* **WORK REQUIRED**:
For every line in the records below that contains the word "Trọng", add one to a count, and report only that count.

START DATA EXCERPTS

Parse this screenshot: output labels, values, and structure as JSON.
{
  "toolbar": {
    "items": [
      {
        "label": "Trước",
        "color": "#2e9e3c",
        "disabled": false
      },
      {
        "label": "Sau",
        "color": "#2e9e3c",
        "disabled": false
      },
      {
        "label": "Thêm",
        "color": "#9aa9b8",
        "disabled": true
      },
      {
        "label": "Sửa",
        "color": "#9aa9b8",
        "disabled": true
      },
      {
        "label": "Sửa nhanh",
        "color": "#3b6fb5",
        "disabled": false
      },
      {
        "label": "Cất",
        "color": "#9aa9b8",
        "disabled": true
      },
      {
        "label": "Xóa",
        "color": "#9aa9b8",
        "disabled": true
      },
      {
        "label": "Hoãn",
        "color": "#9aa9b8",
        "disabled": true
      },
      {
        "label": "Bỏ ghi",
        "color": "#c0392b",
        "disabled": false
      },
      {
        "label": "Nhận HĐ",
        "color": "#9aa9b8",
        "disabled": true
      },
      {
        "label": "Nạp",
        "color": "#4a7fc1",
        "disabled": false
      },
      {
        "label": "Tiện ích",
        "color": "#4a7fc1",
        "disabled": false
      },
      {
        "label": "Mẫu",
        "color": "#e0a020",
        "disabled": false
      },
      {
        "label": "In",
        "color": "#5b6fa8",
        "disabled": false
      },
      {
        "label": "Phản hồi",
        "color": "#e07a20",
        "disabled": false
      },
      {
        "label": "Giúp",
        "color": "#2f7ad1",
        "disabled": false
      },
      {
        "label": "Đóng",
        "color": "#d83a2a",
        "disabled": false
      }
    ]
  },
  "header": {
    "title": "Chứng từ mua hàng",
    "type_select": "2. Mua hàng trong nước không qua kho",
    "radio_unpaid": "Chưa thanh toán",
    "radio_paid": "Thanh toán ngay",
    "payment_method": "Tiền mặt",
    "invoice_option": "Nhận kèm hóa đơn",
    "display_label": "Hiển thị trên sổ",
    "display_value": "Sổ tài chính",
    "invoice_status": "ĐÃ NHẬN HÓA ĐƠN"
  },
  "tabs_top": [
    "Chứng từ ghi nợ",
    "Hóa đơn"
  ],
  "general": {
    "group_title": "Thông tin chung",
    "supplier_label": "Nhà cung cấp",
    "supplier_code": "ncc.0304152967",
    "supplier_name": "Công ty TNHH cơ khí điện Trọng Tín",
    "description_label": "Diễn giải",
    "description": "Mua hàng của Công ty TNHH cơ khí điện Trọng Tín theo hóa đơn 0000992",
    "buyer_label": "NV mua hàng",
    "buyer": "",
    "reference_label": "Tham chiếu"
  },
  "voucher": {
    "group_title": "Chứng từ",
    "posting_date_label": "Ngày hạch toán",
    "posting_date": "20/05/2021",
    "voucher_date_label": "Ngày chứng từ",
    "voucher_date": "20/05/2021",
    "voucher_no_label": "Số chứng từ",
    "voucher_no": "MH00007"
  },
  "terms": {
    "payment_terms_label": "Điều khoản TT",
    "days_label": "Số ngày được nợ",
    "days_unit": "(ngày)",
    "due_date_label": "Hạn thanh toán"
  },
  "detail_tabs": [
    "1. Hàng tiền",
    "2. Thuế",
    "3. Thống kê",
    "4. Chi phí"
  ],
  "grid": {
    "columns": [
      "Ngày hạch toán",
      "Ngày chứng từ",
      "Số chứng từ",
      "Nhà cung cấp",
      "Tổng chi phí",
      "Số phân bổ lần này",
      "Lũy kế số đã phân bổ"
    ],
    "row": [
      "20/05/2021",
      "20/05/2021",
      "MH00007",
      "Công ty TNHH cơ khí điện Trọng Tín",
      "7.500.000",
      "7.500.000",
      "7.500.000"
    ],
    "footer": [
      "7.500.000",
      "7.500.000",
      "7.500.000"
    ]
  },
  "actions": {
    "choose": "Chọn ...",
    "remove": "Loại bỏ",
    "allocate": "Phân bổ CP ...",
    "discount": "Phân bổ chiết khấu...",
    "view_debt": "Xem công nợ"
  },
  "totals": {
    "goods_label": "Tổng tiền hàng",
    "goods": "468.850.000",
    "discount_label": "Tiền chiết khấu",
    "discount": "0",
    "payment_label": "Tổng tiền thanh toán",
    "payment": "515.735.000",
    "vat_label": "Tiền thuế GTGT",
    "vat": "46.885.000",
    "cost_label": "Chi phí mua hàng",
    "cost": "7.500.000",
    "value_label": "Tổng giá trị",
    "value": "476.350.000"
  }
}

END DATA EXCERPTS

* **RESULT**:
3